Segment Open

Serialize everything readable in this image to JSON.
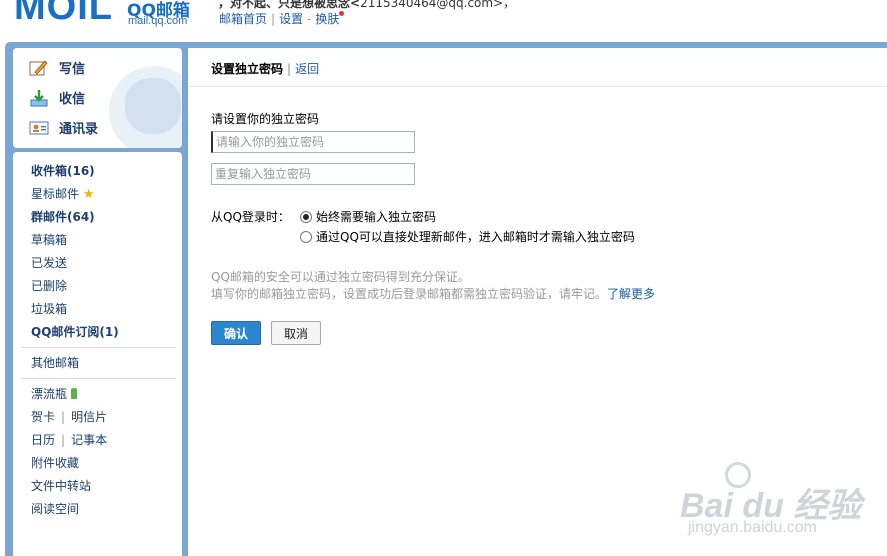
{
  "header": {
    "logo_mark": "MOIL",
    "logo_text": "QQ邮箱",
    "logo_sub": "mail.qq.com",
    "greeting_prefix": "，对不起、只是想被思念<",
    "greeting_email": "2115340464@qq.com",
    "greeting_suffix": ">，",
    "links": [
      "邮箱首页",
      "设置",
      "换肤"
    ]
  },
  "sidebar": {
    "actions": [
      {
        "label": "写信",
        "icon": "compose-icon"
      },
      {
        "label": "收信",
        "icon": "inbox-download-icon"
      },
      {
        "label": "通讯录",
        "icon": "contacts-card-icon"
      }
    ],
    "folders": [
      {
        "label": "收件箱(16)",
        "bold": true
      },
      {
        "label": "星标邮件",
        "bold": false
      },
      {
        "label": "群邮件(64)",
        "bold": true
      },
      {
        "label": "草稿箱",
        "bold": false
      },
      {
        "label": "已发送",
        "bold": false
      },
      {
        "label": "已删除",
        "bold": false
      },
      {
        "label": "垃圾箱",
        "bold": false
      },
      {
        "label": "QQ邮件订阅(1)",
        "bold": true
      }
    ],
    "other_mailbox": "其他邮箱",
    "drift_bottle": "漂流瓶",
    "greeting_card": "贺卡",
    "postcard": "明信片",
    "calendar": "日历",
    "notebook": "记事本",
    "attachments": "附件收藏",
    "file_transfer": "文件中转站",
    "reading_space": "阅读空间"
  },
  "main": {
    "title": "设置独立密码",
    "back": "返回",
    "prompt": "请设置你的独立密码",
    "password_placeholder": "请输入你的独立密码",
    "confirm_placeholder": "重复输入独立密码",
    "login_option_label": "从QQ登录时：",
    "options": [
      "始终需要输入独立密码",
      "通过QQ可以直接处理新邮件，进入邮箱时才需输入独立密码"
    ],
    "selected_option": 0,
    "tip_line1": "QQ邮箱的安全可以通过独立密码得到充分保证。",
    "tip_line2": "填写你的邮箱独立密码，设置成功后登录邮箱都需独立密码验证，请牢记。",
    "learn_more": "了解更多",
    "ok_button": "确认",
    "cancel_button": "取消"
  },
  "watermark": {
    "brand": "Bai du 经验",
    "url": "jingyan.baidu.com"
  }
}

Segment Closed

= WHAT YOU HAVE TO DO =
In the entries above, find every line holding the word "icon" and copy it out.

= RESULT OF THE EXERCISE =
        "icon": "compose-icon"
        "icon": "inbox-download-icon"
        "icon": "contacts-card-icon"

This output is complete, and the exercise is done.